EDISON — Three artists with wildly diverse skills will be featured at the Studio Theater Gallery at Middlesex County College from Nov. 15 through Dec. 24. The gallery is open 11 a.m. to 4 p.m. weekdays. A reception for the artists, which is open to the public, will be held Nov. 15 from 5-7 p.m.
“This is a multimedia exhibition of puppets, video and animatronic sculpture,” said Nadine Heller, chair of the Department of Visual, Performing and Media Arts and the curator of the exhibit. “The theme of the exhibit is the artists are taking things that are not living and are animating them.”
Kevin Augustine is the puppeteer, Alessandro Bavari is a multidisciplinary artist who will present his video at this event, and Scott Pellnat is a sculptor.
Augustine is the director and founder of Lone Wolf Tribe Puppet Theatre, which creates original brutally poetic contemporary narratives. The puppets, foam rubber creations, are animated by Augustine in performances held nationally and internationally. He has held residencies and showings at PS 122, HERE Arts Center, the Brooklyn Arts Exchange, and the MacDowell Colony, among others. He is the recipient of a number of Fringe Festival awards for his work. His piece The Bride was twice listed as one of the best shows of 2008 by Time Out NY. Now in its 12th season, Lone Wolf is developing a three-installment project, The Hobo Grunt Cycle, exploring tramp clowns, post traumatic stress disorder, and illegal dog fighting.

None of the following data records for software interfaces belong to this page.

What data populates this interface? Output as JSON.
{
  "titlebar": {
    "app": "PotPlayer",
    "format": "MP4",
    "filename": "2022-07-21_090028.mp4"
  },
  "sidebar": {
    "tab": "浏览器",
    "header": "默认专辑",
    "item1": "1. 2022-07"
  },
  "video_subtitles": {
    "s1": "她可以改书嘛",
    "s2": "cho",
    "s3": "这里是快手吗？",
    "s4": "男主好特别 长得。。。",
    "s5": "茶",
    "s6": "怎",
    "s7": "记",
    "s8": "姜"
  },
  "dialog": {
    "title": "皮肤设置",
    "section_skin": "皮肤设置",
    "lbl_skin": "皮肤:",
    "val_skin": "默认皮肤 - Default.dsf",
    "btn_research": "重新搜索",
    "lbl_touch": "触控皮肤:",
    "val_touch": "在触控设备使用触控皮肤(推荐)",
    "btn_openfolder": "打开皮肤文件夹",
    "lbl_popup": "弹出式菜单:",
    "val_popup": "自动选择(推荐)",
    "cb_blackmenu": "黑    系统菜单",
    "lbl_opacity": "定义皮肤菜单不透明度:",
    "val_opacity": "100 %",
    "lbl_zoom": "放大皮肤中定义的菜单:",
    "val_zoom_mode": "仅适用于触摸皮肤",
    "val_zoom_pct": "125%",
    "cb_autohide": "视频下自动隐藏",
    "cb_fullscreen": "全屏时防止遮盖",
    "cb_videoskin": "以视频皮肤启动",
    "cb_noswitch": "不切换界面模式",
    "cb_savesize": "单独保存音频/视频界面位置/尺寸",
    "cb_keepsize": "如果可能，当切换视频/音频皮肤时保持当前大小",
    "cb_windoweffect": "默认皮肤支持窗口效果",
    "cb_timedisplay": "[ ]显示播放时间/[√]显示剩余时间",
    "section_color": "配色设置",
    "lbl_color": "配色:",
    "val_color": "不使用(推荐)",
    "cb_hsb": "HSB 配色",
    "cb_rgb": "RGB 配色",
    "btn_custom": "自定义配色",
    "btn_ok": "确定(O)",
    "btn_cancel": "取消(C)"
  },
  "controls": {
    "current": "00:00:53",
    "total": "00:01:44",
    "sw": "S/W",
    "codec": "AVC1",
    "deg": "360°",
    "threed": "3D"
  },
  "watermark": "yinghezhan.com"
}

Bavari is a multidisciplinary artist living and working in Italy. His video, “Metachaos,” won eight international film awards for best animated short in 2011. Born outside of Rome to an Italo-French family, he attended the Academy of Fine Arts in Rome where he studied scenography, photography, art history and visual arts.
Pellnat is a sculptor and installation artist. His work, Low Tide, or the Dance of the Seven Veils, features an automaton and mechanized boats arranged in a ring cycle and was recently at view in Catagenesis, an international exhibition of sculptors held in Philadelphia at the Globe Dye Works. This exhibition includes excerpts from that installation. He works with mixed media to create elaborate visionary installations. His sculpture, while often grim, invites the viewer into a pact of shared accountability. The often mundane utilitarian forms, usually broken in some way, are familiar and almost comforting. Many of these objects move and it is this motion that forces the viewer’s complicity as it is human behavior that seems mirrored in the dance of objects.